EXERCISE DETAILS
Copy every line from the records that holds the word "screenshot".
─── RECORD EXCERPTS
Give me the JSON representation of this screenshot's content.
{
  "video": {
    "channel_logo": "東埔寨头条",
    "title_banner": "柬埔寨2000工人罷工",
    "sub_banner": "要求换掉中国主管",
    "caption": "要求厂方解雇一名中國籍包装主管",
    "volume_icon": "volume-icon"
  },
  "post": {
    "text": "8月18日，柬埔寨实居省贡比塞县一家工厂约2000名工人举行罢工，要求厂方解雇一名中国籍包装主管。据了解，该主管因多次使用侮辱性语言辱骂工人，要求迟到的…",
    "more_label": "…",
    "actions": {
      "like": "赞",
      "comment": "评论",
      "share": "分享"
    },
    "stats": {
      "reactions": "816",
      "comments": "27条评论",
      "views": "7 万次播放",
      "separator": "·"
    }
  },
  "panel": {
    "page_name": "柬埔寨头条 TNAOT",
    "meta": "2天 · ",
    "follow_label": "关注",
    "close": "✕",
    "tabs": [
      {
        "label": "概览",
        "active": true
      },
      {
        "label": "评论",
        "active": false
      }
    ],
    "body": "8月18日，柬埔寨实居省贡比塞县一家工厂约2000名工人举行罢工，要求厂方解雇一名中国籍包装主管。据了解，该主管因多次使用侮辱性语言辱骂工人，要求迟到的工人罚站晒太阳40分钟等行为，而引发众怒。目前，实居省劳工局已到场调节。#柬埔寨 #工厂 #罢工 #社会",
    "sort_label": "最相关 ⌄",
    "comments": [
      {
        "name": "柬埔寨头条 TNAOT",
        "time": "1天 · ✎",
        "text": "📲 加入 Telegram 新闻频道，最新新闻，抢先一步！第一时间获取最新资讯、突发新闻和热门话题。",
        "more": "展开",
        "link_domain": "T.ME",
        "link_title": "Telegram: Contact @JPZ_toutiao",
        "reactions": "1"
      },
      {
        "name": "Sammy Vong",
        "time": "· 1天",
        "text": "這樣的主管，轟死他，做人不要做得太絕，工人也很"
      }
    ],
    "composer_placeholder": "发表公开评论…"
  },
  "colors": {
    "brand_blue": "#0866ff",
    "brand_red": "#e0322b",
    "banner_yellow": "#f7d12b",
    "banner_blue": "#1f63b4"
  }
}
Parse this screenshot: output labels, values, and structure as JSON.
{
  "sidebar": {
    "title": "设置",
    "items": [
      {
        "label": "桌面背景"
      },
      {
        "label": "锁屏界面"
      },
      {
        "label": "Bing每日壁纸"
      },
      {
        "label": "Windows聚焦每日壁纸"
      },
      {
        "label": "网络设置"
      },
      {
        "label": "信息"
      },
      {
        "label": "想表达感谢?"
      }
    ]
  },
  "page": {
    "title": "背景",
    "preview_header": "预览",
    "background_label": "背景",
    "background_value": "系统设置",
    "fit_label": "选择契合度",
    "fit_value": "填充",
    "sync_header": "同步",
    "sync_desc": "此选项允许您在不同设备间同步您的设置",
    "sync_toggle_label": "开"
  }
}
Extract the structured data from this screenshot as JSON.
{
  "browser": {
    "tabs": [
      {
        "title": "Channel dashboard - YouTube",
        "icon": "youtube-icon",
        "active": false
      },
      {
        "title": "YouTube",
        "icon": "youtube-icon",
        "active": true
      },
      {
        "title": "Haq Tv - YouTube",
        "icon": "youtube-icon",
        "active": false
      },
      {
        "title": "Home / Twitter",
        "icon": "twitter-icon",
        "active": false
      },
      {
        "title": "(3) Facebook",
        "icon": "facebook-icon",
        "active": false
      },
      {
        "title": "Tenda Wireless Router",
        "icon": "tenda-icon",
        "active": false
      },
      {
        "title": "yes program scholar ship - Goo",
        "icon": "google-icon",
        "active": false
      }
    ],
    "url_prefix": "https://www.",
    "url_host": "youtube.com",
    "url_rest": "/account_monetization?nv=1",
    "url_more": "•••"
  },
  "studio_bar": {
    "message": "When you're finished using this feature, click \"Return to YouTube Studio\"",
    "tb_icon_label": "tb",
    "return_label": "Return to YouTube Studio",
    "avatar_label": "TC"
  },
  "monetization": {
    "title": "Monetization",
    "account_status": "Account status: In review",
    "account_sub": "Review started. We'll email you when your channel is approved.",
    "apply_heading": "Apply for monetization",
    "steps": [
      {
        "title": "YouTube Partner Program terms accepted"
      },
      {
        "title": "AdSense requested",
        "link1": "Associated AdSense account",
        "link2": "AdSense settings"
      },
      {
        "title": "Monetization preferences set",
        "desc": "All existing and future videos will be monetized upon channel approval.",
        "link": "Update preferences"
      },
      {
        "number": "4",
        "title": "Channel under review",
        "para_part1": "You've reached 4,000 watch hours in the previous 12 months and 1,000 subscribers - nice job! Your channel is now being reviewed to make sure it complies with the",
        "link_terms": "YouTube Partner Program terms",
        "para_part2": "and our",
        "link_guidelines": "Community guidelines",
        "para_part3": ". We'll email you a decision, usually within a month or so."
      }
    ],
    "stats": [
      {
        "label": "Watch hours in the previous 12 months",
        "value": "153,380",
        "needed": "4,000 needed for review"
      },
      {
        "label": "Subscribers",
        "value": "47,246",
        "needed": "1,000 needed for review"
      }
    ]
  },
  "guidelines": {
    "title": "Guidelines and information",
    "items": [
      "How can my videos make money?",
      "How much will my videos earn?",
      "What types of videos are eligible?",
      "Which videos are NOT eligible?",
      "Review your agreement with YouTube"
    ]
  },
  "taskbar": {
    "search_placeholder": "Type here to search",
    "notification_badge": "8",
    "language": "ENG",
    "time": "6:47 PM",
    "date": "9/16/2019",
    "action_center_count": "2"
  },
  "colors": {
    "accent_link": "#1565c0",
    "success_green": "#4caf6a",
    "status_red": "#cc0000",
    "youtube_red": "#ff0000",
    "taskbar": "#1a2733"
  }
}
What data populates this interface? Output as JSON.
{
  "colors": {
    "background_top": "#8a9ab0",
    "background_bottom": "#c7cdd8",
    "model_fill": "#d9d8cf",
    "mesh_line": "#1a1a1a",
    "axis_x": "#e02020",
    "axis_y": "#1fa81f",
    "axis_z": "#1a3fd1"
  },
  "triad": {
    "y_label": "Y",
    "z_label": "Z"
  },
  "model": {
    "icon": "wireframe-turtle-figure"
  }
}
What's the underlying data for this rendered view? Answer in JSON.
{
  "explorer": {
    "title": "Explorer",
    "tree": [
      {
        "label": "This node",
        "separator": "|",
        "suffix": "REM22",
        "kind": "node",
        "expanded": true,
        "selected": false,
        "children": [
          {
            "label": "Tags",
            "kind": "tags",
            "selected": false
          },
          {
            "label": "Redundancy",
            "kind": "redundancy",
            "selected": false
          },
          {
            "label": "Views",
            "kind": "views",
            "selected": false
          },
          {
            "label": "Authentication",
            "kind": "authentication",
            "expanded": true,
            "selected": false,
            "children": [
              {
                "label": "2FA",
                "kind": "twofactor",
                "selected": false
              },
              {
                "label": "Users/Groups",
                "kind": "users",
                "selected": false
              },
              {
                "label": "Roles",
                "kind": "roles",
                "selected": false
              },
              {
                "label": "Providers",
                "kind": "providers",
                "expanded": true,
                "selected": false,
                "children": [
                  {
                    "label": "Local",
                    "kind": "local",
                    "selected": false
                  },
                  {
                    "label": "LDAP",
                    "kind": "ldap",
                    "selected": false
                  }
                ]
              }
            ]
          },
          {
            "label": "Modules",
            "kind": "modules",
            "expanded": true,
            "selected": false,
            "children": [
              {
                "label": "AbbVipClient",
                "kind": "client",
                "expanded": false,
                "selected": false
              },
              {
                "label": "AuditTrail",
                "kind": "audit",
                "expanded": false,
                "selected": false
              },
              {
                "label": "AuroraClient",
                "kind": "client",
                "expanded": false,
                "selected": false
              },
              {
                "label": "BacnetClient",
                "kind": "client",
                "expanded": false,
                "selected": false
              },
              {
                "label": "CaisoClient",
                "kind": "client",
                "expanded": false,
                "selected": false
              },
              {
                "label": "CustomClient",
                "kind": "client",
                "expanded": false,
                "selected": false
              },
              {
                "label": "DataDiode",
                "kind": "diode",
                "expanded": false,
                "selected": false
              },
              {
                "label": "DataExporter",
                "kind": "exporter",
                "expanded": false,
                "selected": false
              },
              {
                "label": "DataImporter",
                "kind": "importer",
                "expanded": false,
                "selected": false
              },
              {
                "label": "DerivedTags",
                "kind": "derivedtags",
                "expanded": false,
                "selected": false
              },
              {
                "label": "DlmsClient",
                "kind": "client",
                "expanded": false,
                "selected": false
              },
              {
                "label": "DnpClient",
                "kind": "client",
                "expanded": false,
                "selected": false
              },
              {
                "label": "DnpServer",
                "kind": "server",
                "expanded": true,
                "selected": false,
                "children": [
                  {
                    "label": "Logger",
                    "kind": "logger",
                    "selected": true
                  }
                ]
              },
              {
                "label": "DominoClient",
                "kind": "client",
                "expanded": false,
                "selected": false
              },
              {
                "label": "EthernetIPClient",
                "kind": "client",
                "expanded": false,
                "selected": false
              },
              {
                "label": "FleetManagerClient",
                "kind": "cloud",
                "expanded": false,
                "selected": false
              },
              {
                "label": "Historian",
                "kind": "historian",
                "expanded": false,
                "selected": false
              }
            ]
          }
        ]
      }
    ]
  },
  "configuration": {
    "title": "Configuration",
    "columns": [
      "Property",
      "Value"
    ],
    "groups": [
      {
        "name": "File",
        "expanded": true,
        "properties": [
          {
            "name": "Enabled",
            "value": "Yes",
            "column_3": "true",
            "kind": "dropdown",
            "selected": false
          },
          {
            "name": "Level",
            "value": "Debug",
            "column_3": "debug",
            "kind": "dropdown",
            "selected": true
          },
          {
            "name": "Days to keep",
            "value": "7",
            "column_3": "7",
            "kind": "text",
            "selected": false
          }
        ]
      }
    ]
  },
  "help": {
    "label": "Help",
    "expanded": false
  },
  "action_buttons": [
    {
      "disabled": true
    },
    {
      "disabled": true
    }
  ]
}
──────
SOLUTION BELOW
Give me the JSON representation of this screenshot's content.
Parse this screenshot: output labels, values, and structure as JSON.
Extract the structured data from this screenshot as JSON.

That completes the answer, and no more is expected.